When an Object method, such as toString(), is overridden, a programmer could accidentally provide an implementation for type T that fails to consider that c is an array of T rather than a reference to an object of type T.

public String toString() {
  return a.toString() + b.toString() + 
         c.toString() + d.toString();
}

However, the programmer's intent could have been to invoke toString() on each individual element of the array c.

// Correct functional implementation
public String toString(){
  String s = a.toString() + b.toString();
  for (int i = 0; i < c.length; i++){
    s += c[i].toString();
  }
  s += d.toString();
  return s;
}

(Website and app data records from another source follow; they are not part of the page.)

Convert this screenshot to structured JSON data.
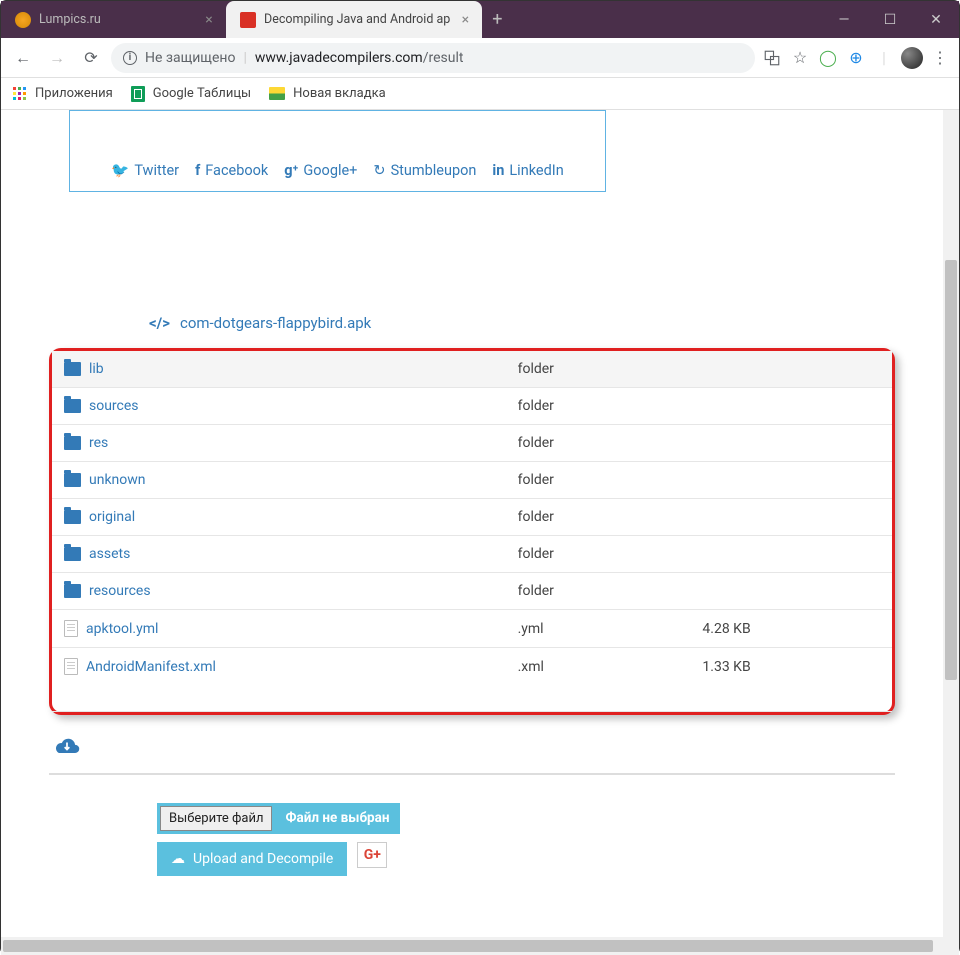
{
  "window": {
    "tabs": [
      {
        "title": "Lumpics.ru",
        "favicon": "#f5a623",
        "active": false
      },
      {
        "title": "Decompiling Java and Android ap",
        "favicon": "#d93025",
        "active": true
      }
    ],
    "url_insecure": "Не защищено",
    "url_host": "www.javadecompilers.com",
    "url_path": "/result"
  },
  "bookmarks": {
    "apps": "Приложения",
    "sheets": "Google Таблицы",
    "newtab": "Новая вкладка"
  },
  "content": {
    "socials": [
      "Twitter",
      "Facebook",
      "Google+",
      "Stumbleupon",
      "LinkedIn"
    ],
    "breadcrumb": "com-dotgears-flappybird.apk",
    "files": [
      {
        "name": "lib",
        "type": "folder",
        "size": ""
      },
      {
        "name": "sources",
        "type": "folder",
        "size": ""
      },
      {
        "name": "res",
        "type": "folder",
        "size": ""
      },
      {
        "name": "unknown",
        "type": "folder",
        "size": ""
      },
      {
        "name": "original",
        "type": "folder",
        "size": ""
      },
      {
        "name": "assets",
        "type": "folder",
        "size": ""
      },
      {
        "name": "resources",
        "type": "folder",
        "size": ""
      },
      {
        "name": "apktool.yml",
        "type": ".yml",
        "size": "4.28 KB"
      },
      {
        "name": "AndroidManifest.xml",
        "type": ".xml",
        "size": "1.33 KB"
      }
    ],
    "upload": {
      "choose_btn": "Выберите файл",
      "no_file": "Файл не выбран",
      "decompile_btn": "Upload and Decompile",
      "gplus": "G+"
    }
  }
}
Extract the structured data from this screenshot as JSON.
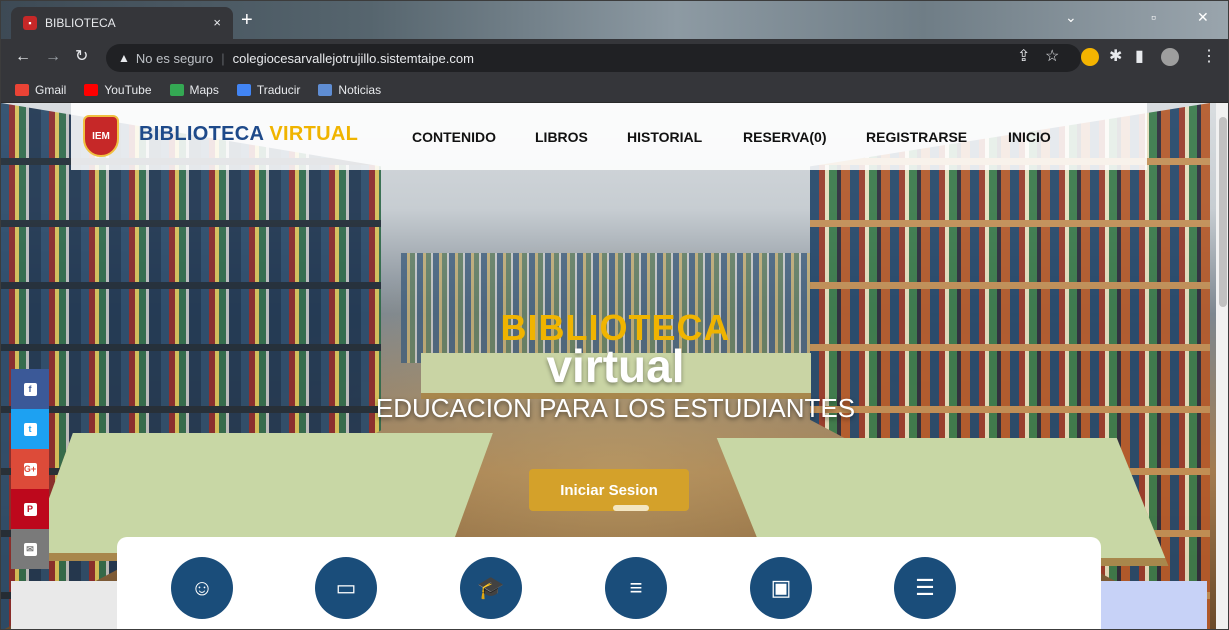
{
  "browser": {
    "tab_title": "BIBLIOTECA",
    "tab_close": "×",
    "new_tab": "+",
    "insecure_label": "No es seguro",
    "url": "colegiocesarvallejotrujillo.sistemtaipe.com",
    "bookmarks": [
      {
        "label": "Gmail",
        "icon": "gmail-icon",
        "color": "#ea4335"
      },
      {
        "label": "YouTube",
        "icon": "youtube-icon",
        "color": "#ff0000"
      },
      {
        "label": "Maps",
        "icon": "maps-icon",
        "color": "#34a853"
      },
      {
        "label": "Traducir",
        "icon": "translate-icon",
        "color": "#4285f4"
      },
      {
        "label": "Noticias",
        "icon": "news-icon",
        "color": "#5f8dd3"
      }
    ]
  },
  "site": {
    "brand_part1": "BIBLIOTECA",
    "brand_part2": "VIRTUAL",
    "logo_text": "IEM",
    "menu": [
      "CONTENIDO",
      "LIBROS",
      "HISTORIAL",
      "RESERVA(0)",
      "REGISTRARSE",
      "INICIO"
    ]
  },
  "hero": {
    "line1": "BIBLIOTECA",
    "line2": "virtual",
    "line3": "EDUCACION PARA LOS ESTUDIANTES",
    "cta": "Iniciar Sesion"
  },
  "social": [
    {
      "name": "facebook-icon",
      "glyph": "f",
      "color": "#3b5998"
    },
    {
      "name": "twitter-icon",
      "glyph": "t",
      "color": "#1da1f2"
    },
    {
      "name": "google-plus-icon",
      "glyph": "G+",
      "color": "#dd4b39"
    },
    {
      "name": "pinterest-icon",
      "glyph": "P",
      "color": "#bd081c"
    },
    {
      "name": "email-icon",
      "glyph": "✉",
      "color": "#7a7a7a"
    }
  ],
  "features": [
    {
      "name": "teacher-icon",
      "glyph": "☺"
    },
    {
      "name": "reserved-icon",
      "glyph": "▭"
    },
    {
      "name": "graduate-icon",
      "glyph": "🎓"
    },
    {
      "name": "books-icon",
      "glyph": "≡"
    },
    {
      "name": "wallet-icon",
      "glyph": "▣"
    },
    {
      "name": "message-icon",
      "glyph": "☰"
    }
  ]
}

Compliant Solution (Different Types)

This compliant solution places each declaration on its own line and uses the preferred notation for array declaration:

public class Example<T> {
  private T a;   // Purpose of a...
  private T b;   // Purpose of b...
  private T[] c; // Purpose of c[]...
  private T d;   // Purpose of d...

  public Example(T in){
    a = in;
    b = in;
    c = (T[]) new Object[10];
    d = in;
  }
}

Applicability

Declaration of multiple variables per line can reduce code readability and lead to programmer confusion.

When more than one variable is declared in a single declaration, ensure that both the type and the initial value of each variable are self-evident.

Declarations of loop indices should be included within a for statement even when this results in variable declarations that lack a comment about the purpose of the variable:

public class Example {
  void function() {
    int mx = 100; // Some max value

    for (int i = 0; i < mx; ++i ) {
      /* ... */
    }

  }
}

Such declarations are not required to be in a separate line, and the explanatory comment may be omitted.

Automated Detection

ToolVersionCheckerDescription
SonarQube6.7S1659 

 

Bibliography

 


3 Comments

    • The "When more than one variable is declared in a single declaration..." paragraph belongs in the 'Quality Tradeoff' section.

    Note that the declaration of a loop counter in a for statement is in violation of this guideline because the declaration is not on its own line with an explanatory comment about the variable's role. However, declaration of loop indices in for statements is not only a common idiom but also provides the benefit of restricting the scope of the loop index to the for loop itself. This is a specific reason to relax this guideline.

    • This paragraph in the QT section is misleading...it sounds like we don't really like loop variable delcarions embedded in for statements, but we do! Remove this paragraph; the subsequent paragraph says all we need to say.